» **Problem**
Every line that contains the word "screenshot" should be copied from the records below.
*** Supplied information ***
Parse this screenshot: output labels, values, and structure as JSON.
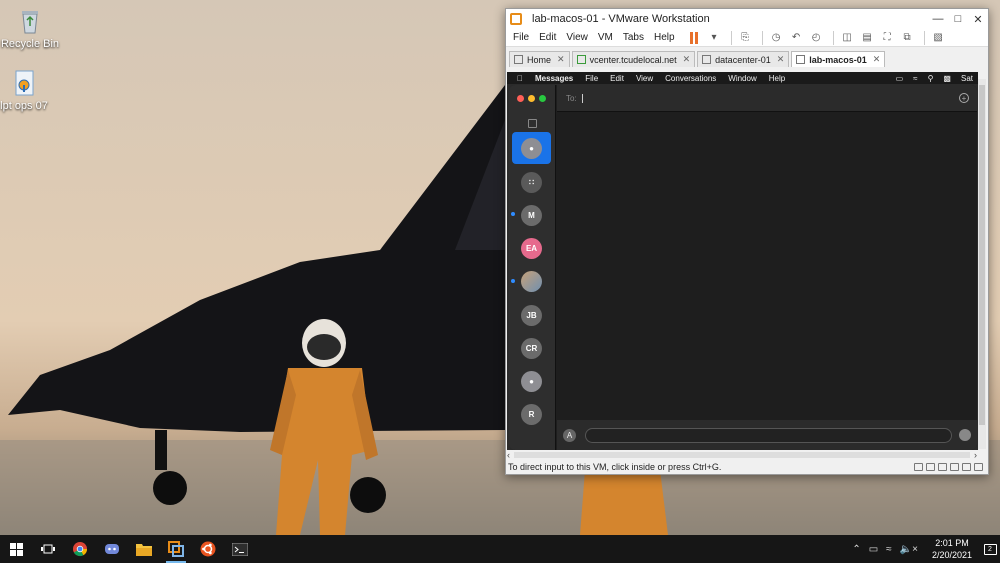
{
  "desktop": {
    "icons": [
      {
        "label": "Recycle Bin",
        "icon": "recycle-bin-icon"
      },
      {
        "label": "lpt ops 07",
        "icon": "key-file-icon"
      }
    ]
  },
  "vmware": {
    "title": "lab-macos-01 - VMware Workstation",
    "menu": [
      "File",
      "Edit",
      "View",
      "VM",
      "Tabs",
      "Help"
    ],
    "tabs": [
      {
        "label": "Home",
        "icon": "home-icon",
        "active": false
      },
      {
        "label": "vcenter.tcudelocal.net",
        "icon": "vcenter-icon",
        "active": false
      },
      {
        "label": "datacenter-01",
        "icon": "datacenter-icon",
        "active": false
      },
      {
        "label": "lab-macos-01",
        "icon": "vm-icon",
        "active": true
      }
    ],
    "status_text": "To direct input to this VM, click inside or press Ctrl+G.",
    "accent": "#e8712c"
  },
  "mac": {
    "menubar": {
      "app": "Messages",
      "items": [
        "File",
        "Edit",
        "View",
        "Conversations",
        "Window",
        "Help"
      ],
      "clock": "Sat"
    },
    "messages": {
      "to_label": "To:",
      "conversations": [
        {
          "initials": "",
          "color": "#8e8e93",
          "selected": true,
          "unread": false,
          "icon": "person-icon"
        },
        {
          "initials": "",
          "color": "#5a5a5a",
          "selected": false,
          "unread": false,
          "icon": "group-icon"
        },
        {
          "initials": "M",
          "color": "#6b6b6b",
          "selected": false,
          "unread": true,
          "icon": ""
        },
        {
          "initials": "EA",
          "color": "#e66a8d",
          "selected": false,
          "unread": false,
          "icon": ""
        },
        {
          "initials": "",
          "color": "#b08a6a",
          "selected": false,
          "unread": true,
          "icon": "photo-avatar-icon"
        },
        {
          "initials": "JB",
          "color": "#6b6b6b",
          "selected": false,
          "unread": false,
          "icon": ""
        },
        {
          "initials": "CR",
          "color": "#6b6b6b",
          "selected": false,
          "unread": false,
          "icon": ""
        },
        {
          "initials": "",
          "color": "#8e8e93",
          "selected": false,
          "unread": false,
          "icon": "person-icon"
        },
        {
          "initials": "R",
          "color": "#6b6b6b",
          "selected": false,
          "unread": false,
          "icon": ""
        }
      ]
    }
  },
  "taskbar": {
    "apps": [
      "start-icon",
      "task-view-icon",
      "chrome-icon",
      "discord-icon",
      "file-explorer-icon",
      "vmware-icon",
      "ubuntu-icon",
      "terminal-icon"
    ],
    "time": "2:01 PM",
    "date": "2/20/2021",
    "notifications": "2"
  }
}
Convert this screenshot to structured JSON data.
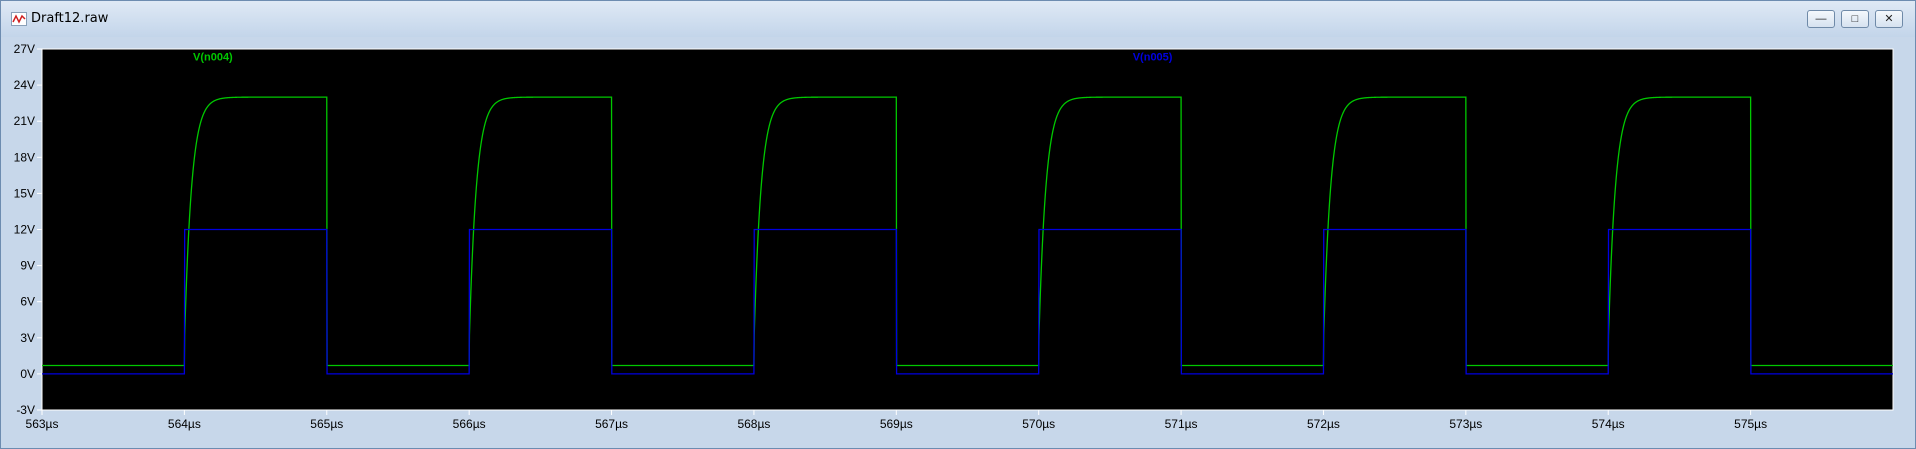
{
  "window": {
    "title": "Draft12.raw",
    "minimize_label": "—",
    "maximize_label": "□",
    "close_label": "✕"
  },
  "colors": {
    "background": "#000000",
    "axis": "#ffffff",
    "series_1": "#00c800",
    "series_2": "#0000e0"
  },
  "chart_data": {
    "type": "line",
    "xlabel": "",
    "ylabel": "",
    "xlim": [
      563,
      576.0
    ],
    "ylim": [
      -3,
      27
    ],
    "x_ticks": [
      "563µs",
      "564µs",
      "565µs",
      "566µs",
      "567µs",
      "568µs",
      "569µs",
      "570µs",
      "571µs",
      "572µs",
      "573µs",
      "574µs",
      "575µs"
    ],
    "y_ticks": [
      "-3V",
      "0V",
      "3V",
      "6V",
      "9V",
      "12V",
      "15V",
      "18V",
      "21V",
      "24V",
      "27V"
    ],
    "grid": false,
    "series": [
      {
        "name": "V(n004)",
        "color": "#00c800",
        "pulse": {
          "period_us": 2.0,
          "high_start_us": 564.0,
          "high_end_us": 565.0,
          "low_v": 0.7,
          "high_v": 23.0,
          "rise_tau_us": 0.05
        }
      },
      {
        "name": "V(n005)",
        "color": "#0000e0",
        "pulse": {
          "period_us": 2.0,
          "high_start_us": 564.0,
          "high_end_us": 565.0,
          "low_v": 0.0,
          "high_v": 12.0
        }
      }
    ]
  }
}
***
» **Expected output**
Parse this screenshot: output labels, values, and structure as JSON.
Convert this screenshot to structured JSON data.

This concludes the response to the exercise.